Pace agreed that small groups give opportunities for discussion and personal interaction.
Ross suggested another approach.
“Those topics can easily be addressed in a comprehensive student ministry, especially in an intensive weekly discipleship process,” he said. “Regular seminars for parents and events that bring families together [also work well to address challenging issues].”
Many churches, however, don’t have an extensive student ministry and are staffed with volunteers.
“The reality of student ministry is that there are far more volunteer leaders than there are paid staff,” Trueblood explained. “The typical student ministry leader is a volunteer, probably a parent, who leads a small group of students at a local church.”
Training and resources
For those who haven’t had formal training in student ministry, there are other resources to help.
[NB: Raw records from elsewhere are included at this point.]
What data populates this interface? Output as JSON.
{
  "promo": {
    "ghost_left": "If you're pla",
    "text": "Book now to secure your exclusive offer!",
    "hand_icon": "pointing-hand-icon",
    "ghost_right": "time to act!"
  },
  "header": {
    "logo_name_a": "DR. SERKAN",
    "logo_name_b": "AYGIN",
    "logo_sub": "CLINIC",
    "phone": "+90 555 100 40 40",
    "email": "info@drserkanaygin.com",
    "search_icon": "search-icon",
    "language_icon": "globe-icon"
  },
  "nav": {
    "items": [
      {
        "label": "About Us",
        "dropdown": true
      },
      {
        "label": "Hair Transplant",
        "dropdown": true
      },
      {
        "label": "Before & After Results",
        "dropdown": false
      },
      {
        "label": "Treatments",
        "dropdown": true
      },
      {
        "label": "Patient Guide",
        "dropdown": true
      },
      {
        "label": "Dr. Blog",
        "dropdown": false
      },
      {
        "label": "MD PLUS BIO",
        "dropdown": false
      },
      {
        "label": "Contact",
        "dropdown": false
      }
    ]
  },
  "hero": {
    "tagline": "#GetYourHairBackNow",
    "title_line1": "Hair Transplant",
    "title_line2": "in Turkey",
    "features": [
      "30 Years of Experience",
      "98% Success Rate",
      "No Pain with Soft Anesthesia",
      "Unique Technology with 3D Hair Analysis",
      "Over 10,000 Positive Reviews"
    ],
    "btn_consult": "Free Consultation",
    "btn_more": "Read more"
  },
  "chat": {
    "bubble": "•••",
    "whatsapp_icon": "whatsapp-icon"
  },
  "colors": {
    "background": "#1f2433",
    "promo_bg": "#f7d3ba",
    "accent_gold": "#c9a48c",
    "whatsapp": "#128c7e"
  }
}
Southwestern now offers a certificate in student ministry that can be accessed virtually on the learner’s schedule. Any student pastor, volunteer or parent is eligible. For more information, go to swbts.edu/degree/certificate-in-student-ministry-leadership/.
Southeastern sponsors and helps coordinate Conclave, an annual training event that connects, encourages, and trains student ministry leaders. It meets every January in Chattanooga, Tennessee. To find out more, go to ymconclave.org.
Lifeway Christian Resources also has resources for student leaders.
“Think Biblically” and “Chasing Love,” both books by Sean McDowell, are resources that Trueblood recommends to leaders who are seeking to address these challenging contemporary issues. Another resource, “Parent Partner,” helps student pastors equip parents to build relationships and have spiritual conversations in the home, he said.
“Additionally, we have a new resource releasing this summer called Hify that is designed to help student ministries create a relationally focused ministry that sets the foundation for teenagers to have real conversations resulting in the discovery of real identity and true belonging in Christ,” Trueblood added.
For more information about this resource, visit myhyfi.com.
Furthermore, because youth leaders need ongoing support, Lifeway has created the Youth Ministry Booster, a membership program that asserts on its website, “By collaborating in a caring online community with hundreds of other youth ministers like you, you’ll be able to ask questions, connect with other members, sharpen your skills and keep a little more of your calling, passion and sanity intact!” More information is available at youthministrybooster.com.